* [Task description]: Copy each line of the listing where the word "tint" can be found.

[Start of Attachment]

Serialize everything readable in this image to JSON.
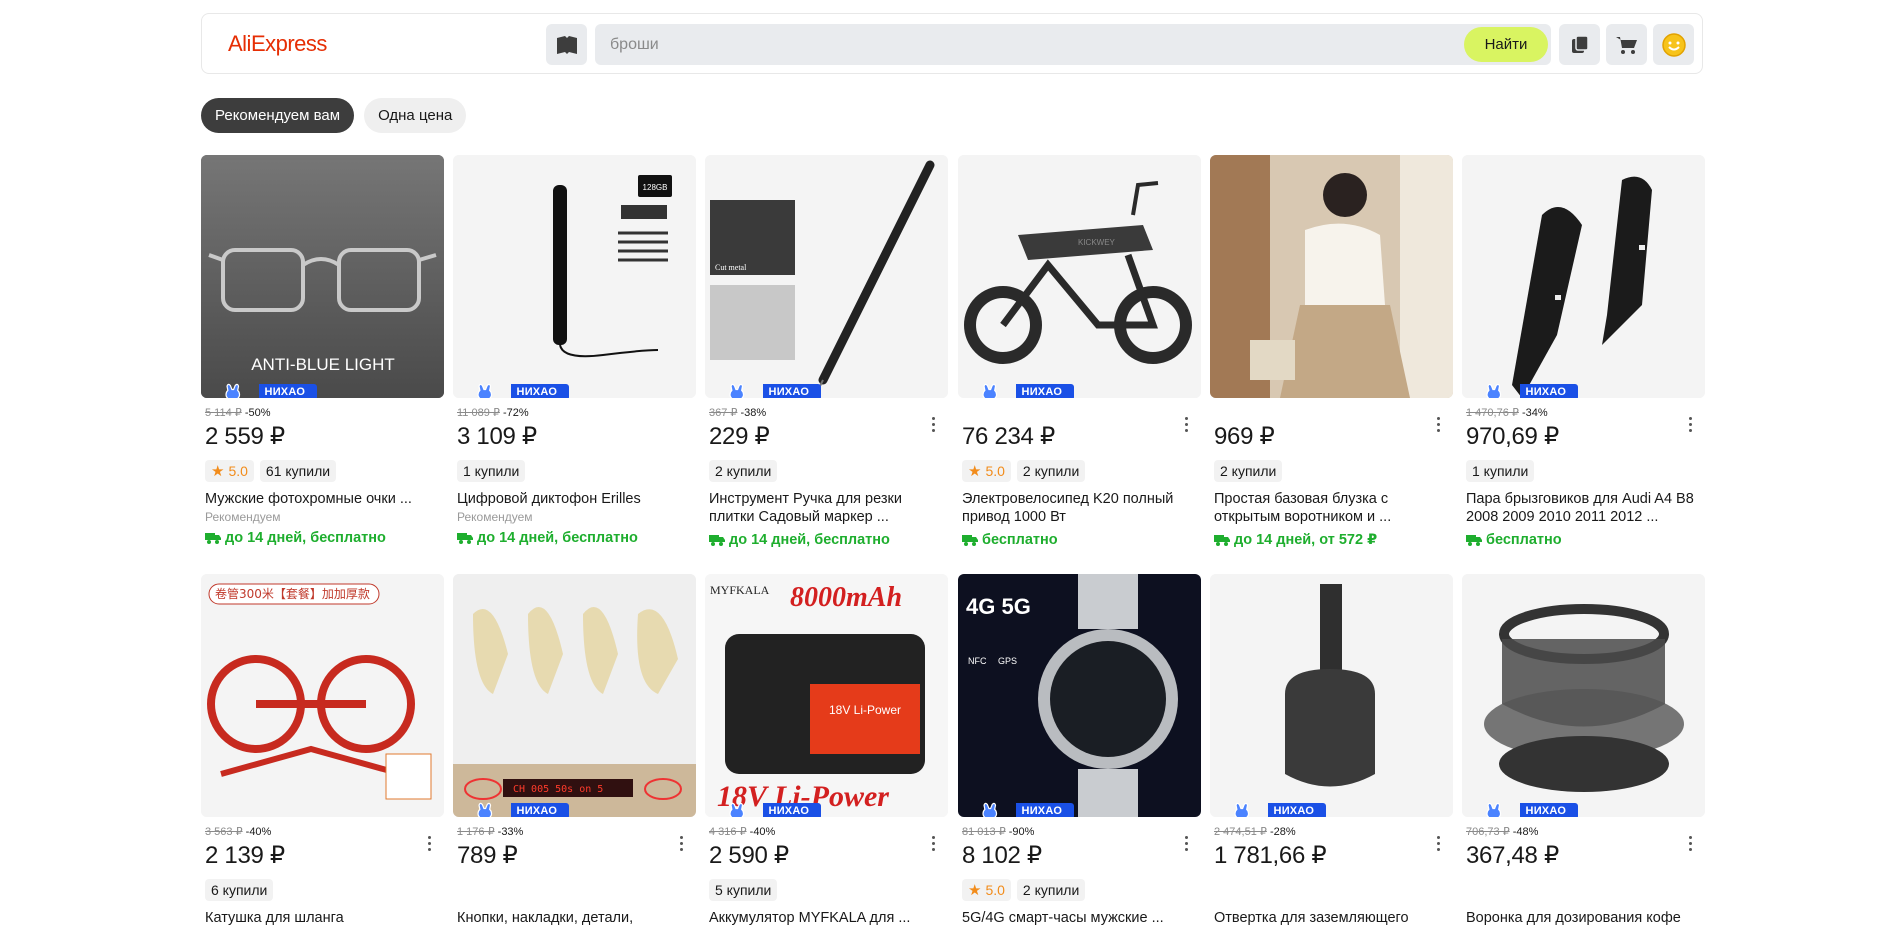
{
  "header": {
    "logo": "AliExpress",
    "search_placeholder": "броши",
    "search_button": "Найти"
  },
  "tabs": [
    {
      "label": "Рекомендуем вам",
      "active": true
    },
    {
      "label": "Одна цена",
      "active": false
    }
  ],
  "badge_label": "НИХАО СКИДКА",
  "products": [
    {
      "old_price": "5 114 ₽",
      "discount": "-50%",
      "price": "2 559 ₽",
      "rating": "5.0",
      "sold": "61 купили",
      "title": "Мужские фотохромные очки ...",
      "sub": "Рекомендуем",
      "shipping": "до 14 дней, бесплатно",
      "image_text": "ANTI-BLUE LIGHT"
    },
    {
      "old_price": "11 089 ₽",
      "discount": "-72%",
      "price": "3 109 ₽",
      "rating": "",
      "sold": "1 купили",
      "title": "Цифровой диктофон Erilles",
      "sub": "Рекомендуем",
      "shipping": "до 14 дней, бесплатно",
      "image_text": "128GB"
    },
    {
      "old_price": "367 ₽",
      "discount": "-38%",
      "price": "229 ₽",
      "rating": "",
      "sold": "2 купили",
      "title": "Инструмент Ручка для резки плитки Садовый маркер ...",
      "sub": "",
      "shipping": "до 14 дней, бесплатно",
      "image_text": "Cut metal"
    },
    {
      "old_price": "",
      "discount": "",
      "price": "76 234 ₽",
      "rating": "5.0",
      "sold": "2 купили",
      "title": "Электровелосипед K20 полный привод 1000 Вт",
      "sub": "",
      "shipping": "бесплатно",
      "image_text": "KICKWEY"
    },
    {
      "old_price": "",
      "discount": "",
      "price": "969 ₽",
      "rating": "",
      "sold": "2 купили",
      "title": "Простая базовая блузка с открытым воротником и ...",
      "sub": "",
      "shipping": "до 14 дней, от 572 ₽",
      "image_text": ""
    },
    {
      "old_price": "1 470,76 ₽",
      "discount": "-34%",
      "price": "970,69 ₽",
      "rating": "",
      "sold": "1 купили",
      "title": "Пара брызговиков для Audi A4 B8 2008 2009 2010 2011 2012 ...",
      "sub": "",
      "shipping": "бесплатно",
      "image_text": ""
    },
    {
      "old_price": "3 563 ₽",
      "discount": "-40%",
      "price": "2 139 ₽",
      "rating": "",
      "sold": "6 купили",
      "title": "Катушка для шланга",
      "sub": "",
      "shipping": "",
      "image_text": "卷管300米【套餐】加加厚款"
    },
    {
      "old_price": "1 176 ₽",
      "discount": "-33%",
      "price": "789 ₽",
      "rating": "",
      "sold": "",
      "title": "Кнопки, накладки, детали,",
      "sub": "",
      "shipping": "",
      "image_text": "CH 005 50s on 5"
    },
    {
      "old_price": "4 316 ₽",
      "discount": "-40%",
      "price": "2 590 ₽",
      "rating": "",
      "sold": "5 купили",
      "title": "Аккумулятор MYFKALA для ...",
      "sub": "",
      "shipping": "",
      "image_text": "8000mAh"
    },
    {
      "old_price": "81 013 ₽",
      "discount": "-90%",
      "price": "8 102 ₽",
      "rating": "5.0",
      "sold": "2 купили",
      "title": "5G/4G смарт-часы мужские ...",
      "sub": "",
      "shipping": "",
      "image_text": "4G 5G"
    },
    {
      "old_price": "2 474,51 ₽",
      "discount": "-28%",
      "price": "1 781,66 ₽",
      "rating": "",
      "sold": "",
      "title": "Отвертка для заземляющего",
      "sub": "",
      "shipping": "",
      "image_text": ""
    },
    {
      "old_price": "706,73 ₽",
      "discount": "-48%",
      "price": "367,48 ₽",
      "rating": "",
      "sold": "",
      "title": "Воронка для дозирования кофе",
      "sub": "",
      "shipping": "",
      "image_text": ""
    }
  ],
  "colors": {
    "brand": "#e62e04",
    "search_button": "#d9f461",
    "badge": "#1a50e6",
    "shipping": "#1eae2e",
    "rating": "#f28c1b"
  }
}
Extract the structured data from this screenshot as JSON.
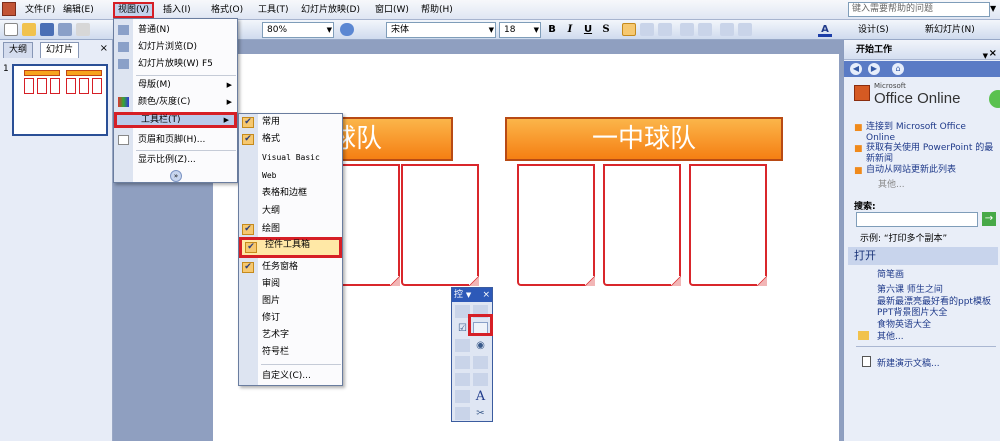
{
  "menubar": {
    "items": [
      "文件(F)",
      "编辑(E)",
      "视图(V)",
      "插入(I)",
      "格式(O)",
      "工具(T)",
      "幻灯片放映(D)",
      "窗口(W)",
      "帮助(H)"
    ],
    "help_placeholder": "键入需要帮助的问题",
    "help_dropdown": "▼"
  },
  "toolbar": {
    "zoom": "80%",
    "font": "宋体",
    "font_size": "18",
    "bold": "B",
    "italic": "I",
    "underline": "U",
    "shadow": "S",
    "design": "设计(S)",
    "new_slide": "新幻灯片(N)",
    "font_color_glyph": "A"
  },
  "outline_pane": {
    "tabs": [
      "大纲",
      "幻灯片"
    ],
    "close": "×",
    "slide_number": "1"
  },
  "slide": {
    "left_title": "中球队",
    "right_title": "一中球队"
  },
  "view_menu": {
    "items": [
      {
        "label": "普通(N)"
      },
      {
        "label": "幻灯片浏览(D)"
      },
      {
        "label": "幻灯片放映(W)",
        "shortcut": "F5"
      },
      {
        "label": "母版(M)",
        "arrow": "▶"
      },
      {
        "label": "颜色/灰度(C)",
        "arrow": "▶"
      },
      {
        "label": "工具栏(T)",
        "arrow": "▶"
      },
      {
        "label": "页眉和页脚(H)..."
      },
      {
        "label": "显示比例(Z)..."
      }
    ],
    "more": "»"
  },
  "toolbar_submenu": {
    "items": [
      {
        "label": "常用",
        "checked": "✔"
      },
      {
        "label": "格式",
        "checked": "✔"
      },
      {
        "label": "Visual Basic",
        "checked": ""
      },
      {
        "label": "Web",
        "checked": ""
      },
      {
        "label": "表格和边框",
        "checked": ""
      },
      {
        "label": "大纲",
        "checked": ""
      },
      {
        "label": "绘图",
        "checked": "✔"
      },
      {
        "label": "控件工具箱",
        "checked": "✔"
      },
      {
        "label": "任务窗格",
        "checked": "✔"
      },
      {
        "label": "审阅",
        "checked": ""
      },
      {
        "label": "图片",
        "checked": ""
      },
      {
        "label": "修订",
        "checked": ""
      },
      {
        "label": "艺术字",
        "checked": ""
      },
      {
        "label": "符号栏",
        "checked": ""
      },
      {
        "label": "自定义(C)...",
        "checked": ""
      }
    ]
  },
  "control_toolbox": {
    "title": "控",
    "title_arrow": "▼",
    "close": "×",
    "text_tool": "A"
  },
  "task_pane": {
    "title": "开始工作",
    "dropdown": "▼",
    "close": "×",
    "nav": [
      "◀",
      "▶",
      "⌂"
    ],
    "logo_ms": "Microsoft",
    "logo_text": "Office Online",
    "links": [
      "连接到 Microsoft Office Online",
      "获取有关使用 PowerPoint 的最新新闻",
      "自动从网站更新此列表"
    ],
    "more1": "其他...",
    "search_label": "搜索:",
    "search_go": "→",
    "search_example": "示例:  “打印多个副本”",
    "open_title": "打开",
    "open_items": [
      "简笔画",
      "第六课 师生之间",
      "最新最漂亮最好看的ppt模板 PPT背景图片大全",
      "食物英语大全",
      "其他..."
    ],
    "new_doc": "新建演示文稿..."
  },
  "colors": {
    "highlight_red": "#d61f26",
    "header_orange": "#f57f13",
    "card_red": "#d9262b"
  }
}
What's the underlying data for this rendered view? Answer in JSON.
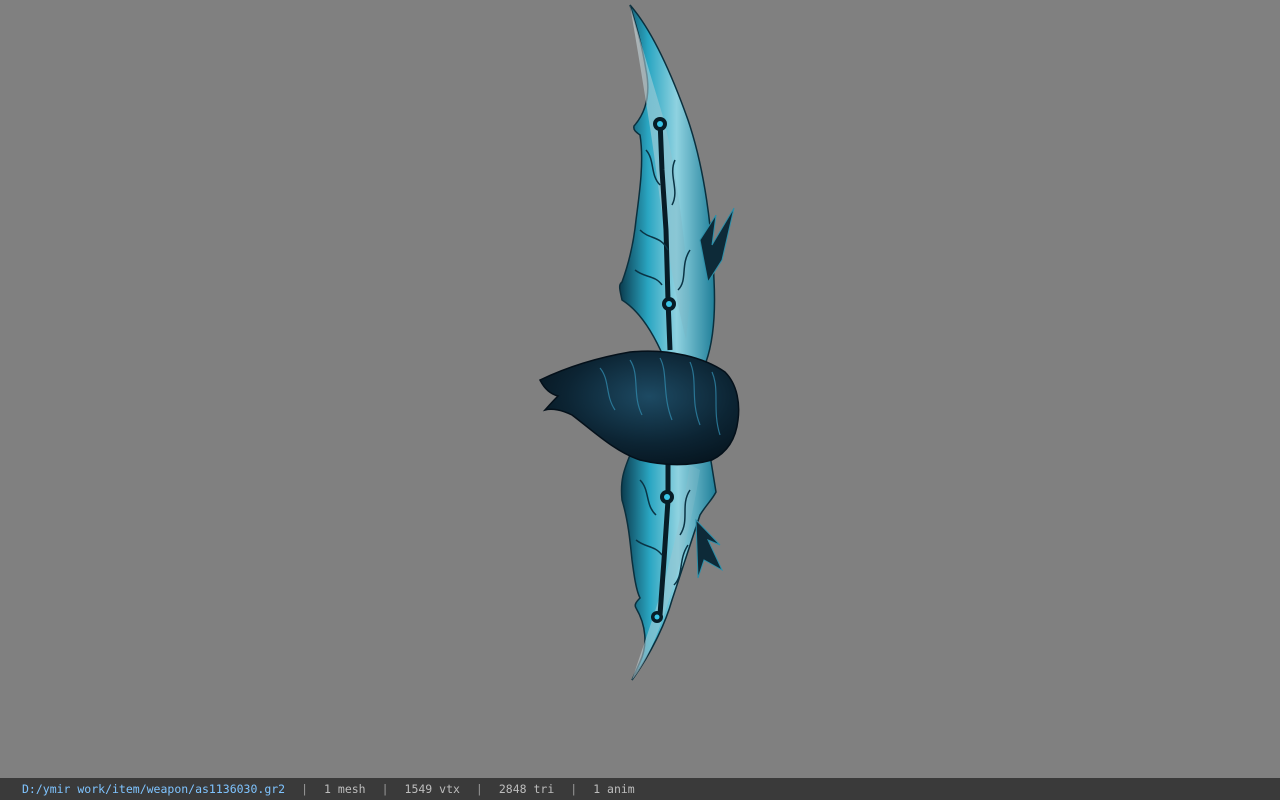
{
  "viewer": {
    "background_color": "#808080",
    "model_description_icon": "curved-twin-blade-weapon"
  },
  "status_bar": {
    "file_path": "D:/ymir work/item/weapon/as1136030.gr2",
    "separator": "|",
    "mesh_count": "1 mesh",
    "vertex_count": "1549 vtx",
    "triangle_count": "2848 tri",
    "anim_count": "1 anim",
    "path_color": "#7fc4ff"
  }
}
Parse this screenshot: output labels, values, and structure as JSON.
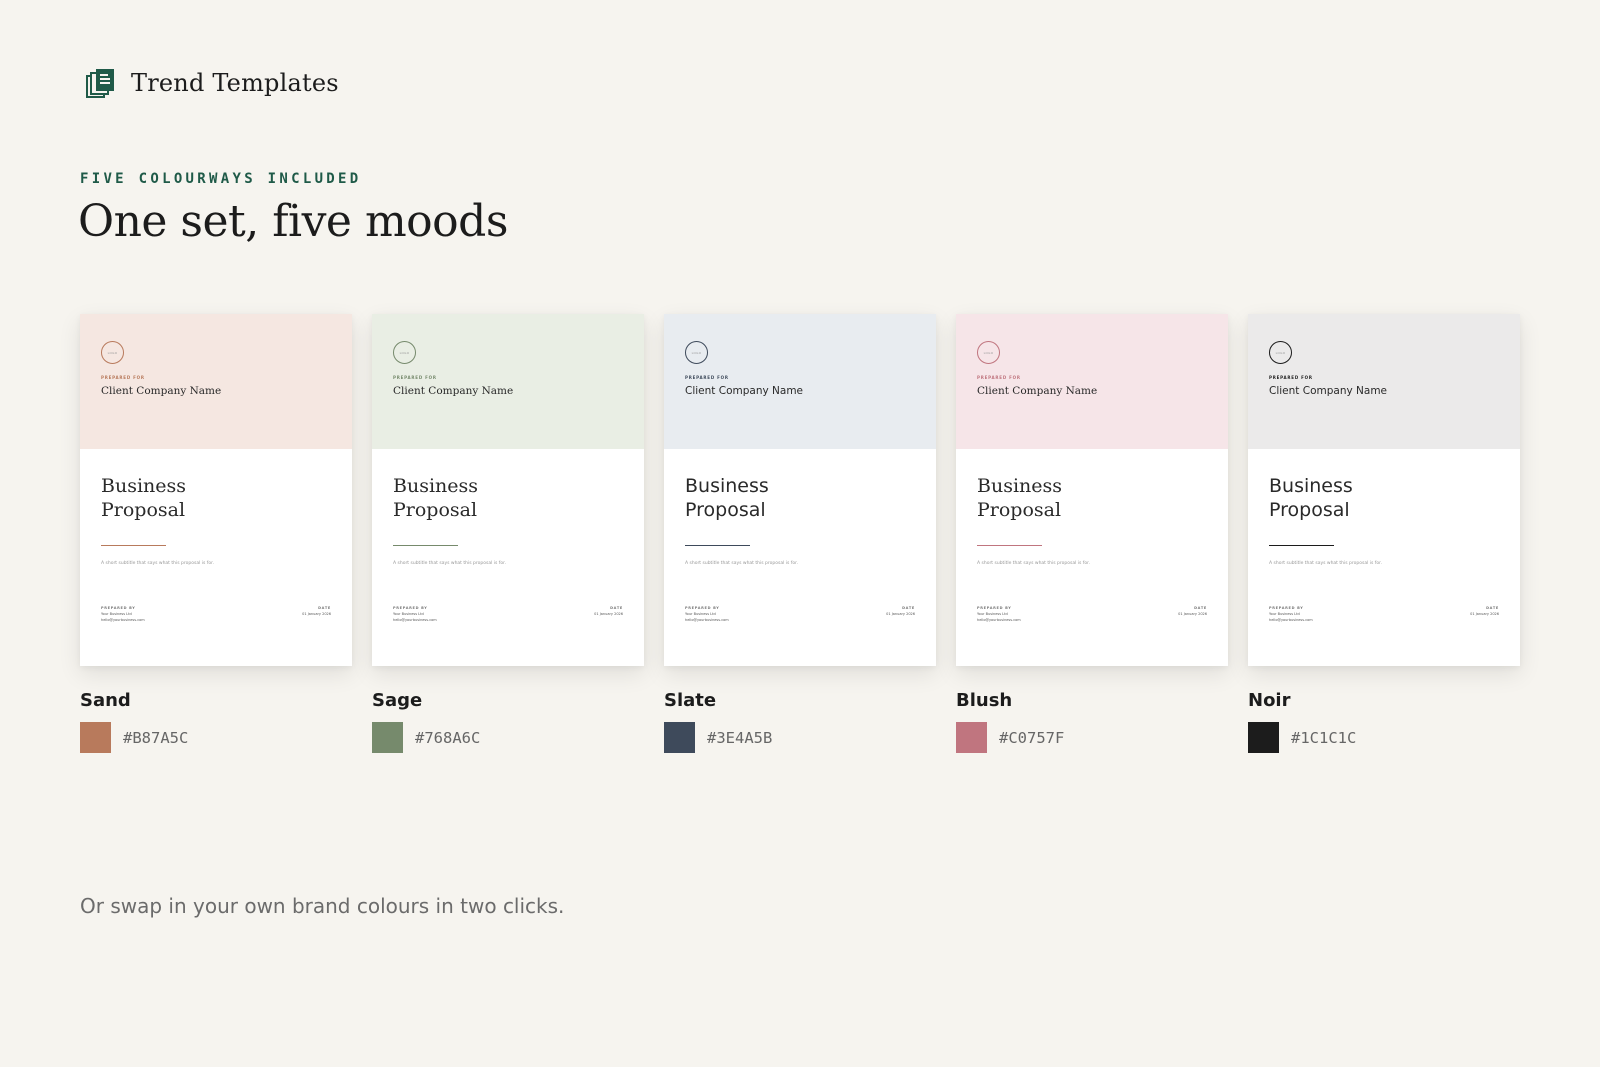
{
  "brand": {
    "name": "Trend Templates",
    "icon": "document-stack-icon",
    "color": "#1f5a48"
  },
  "eyebrow": "FIVE COLOURWAYS INCLUDED",
  "headline": "One set, five moods",
  "card_text": {
    "logo": "LOGO",
    "prepared_for": "PREPARED FOR",
    "client": "Client Company Name",
    "title_line1": "Business",
    "title_line2": "Proposal",
    "subtitle": "A short subtitle that says what this proposal is for.",
    "prepared_by": "PREPARED BY",
    "business": "Your Business Ltd",
    "email": "hello@yourbusiness.com",
    "date_label": "DATE",
    "date": "01 January 2026"
  },
  "colourways": [
    {
      "name": "Sand",
      "hex": "#B87A5C",
      "tint": "#f5e7e1",
      "serif": true
    },
    {
      "name": "Sage",
      "hex": "#768A6C",
      "tint": "#e9eee4",
      "serif": true
    },
    {
      "name": "Slate",
      "hex": "#3E4A5B",
      "tint": "#e8ecf0",
      "serif": false
    },
    {
      "name": "Blush",
      "hex": "#C0757F",
      "tint": "#f6e5e8",
      "serif": true
    },
    {
      "name": "Noir",
      "hex": "#1C1C1C",
      "tint": "#ebeaea",
      "serif": false
    }
  ],
  "footnote": "Or swap in your own brand colours in two clicks."
}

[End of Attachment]

* [Response below]:
      "tint": "#f5e7e1",
      "tint": "#e9eee4",
      "tint": "#e8ecf0",
      "tint": "#f6e5e8",
      "tint": "#ebeaea",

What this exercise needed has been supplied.